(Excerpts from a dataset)
= Beginning of Section =

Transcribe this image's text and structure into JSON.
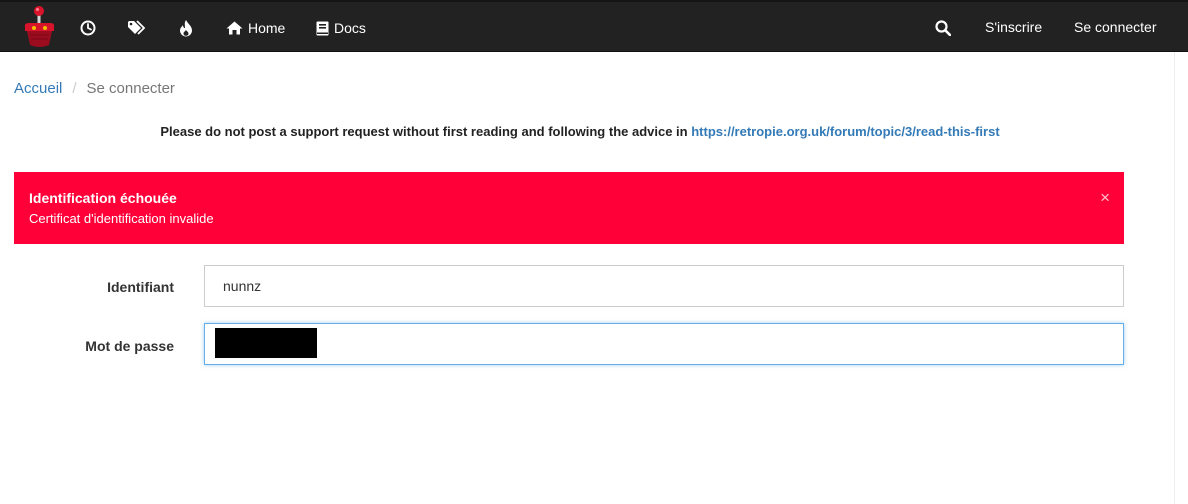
{
  "navbar": {
    "items": {
      "recent": "recent-icon",
      "tags": "tags-icon",
      "popular": "fire-icon"
    },
    "home_label": "Home",
    "docs_label": "Docs",
    "register_label": "S'inscrire",
    "login_label": "Se connecter"
  },
  "breadcrumb": {
    "home": "Accueil",
    "separator": "/",
    "current": "Se connecter"
  },
  "notice": {
    "text": "Please do not post a support request without first reading and following the advice in ",
    "link": "https://retropie.org.uk/forum/topic/3/read-this-first"
  },
  "alert": {
    "title": "Identification échouée",
    "message": "Certificat d'identification invalide",
    "close": "×",
    "color": "#ff0039"
  },
  "form": {
    "username_label": "Identifiant",
    "username_value": "nunnz",
    "password_label": "Mot de passe"
  },
  "colors": {
    "navbar": "#222222",
    "link": "#337ab7",
    "focus": "#66afe9"
  }
}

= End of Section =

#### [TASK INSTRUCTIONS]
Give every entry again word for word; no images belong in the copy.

#### [SOLUTION FOR THIS EXERCISE]
Transcribe this image's text and structure into JSON.
{
  "navbar": {
    "items": {
      "recent": "recent-icon",
      "tags": "tags-icon",
      "popular": "fire-icon"
    },
    "home_label": "Home",
    "docs_label": "Docs",
    "register_label": "S'inscrire",
    "login_label": "Se connecter"
  },
  "breadcrumb": {
    "home": "Accueil",
    "separator": "/",
    "current": "Se connecter"
  },
  "notice": {
    "text": "Please do not post a support request without first reading and following the advice in ",
    "link": "https://retropie.org.uk/forum/topic/3/read-this-first"
  },
  "alert": {
    "title": "Identification échouée",
    "message": "Certificat d'identification invalide",
    "close": "×",
    "color": "#ff0039"
  },
  "form": {
    "username_label": "Identifiant",
    "username_value": "nunnz",
    "password_label": "Mot de passe"
  },
  "colors": {
    "navbar": "#222222",
    "link": "#337ab7",
    "focus": "#66afe9"
  }
}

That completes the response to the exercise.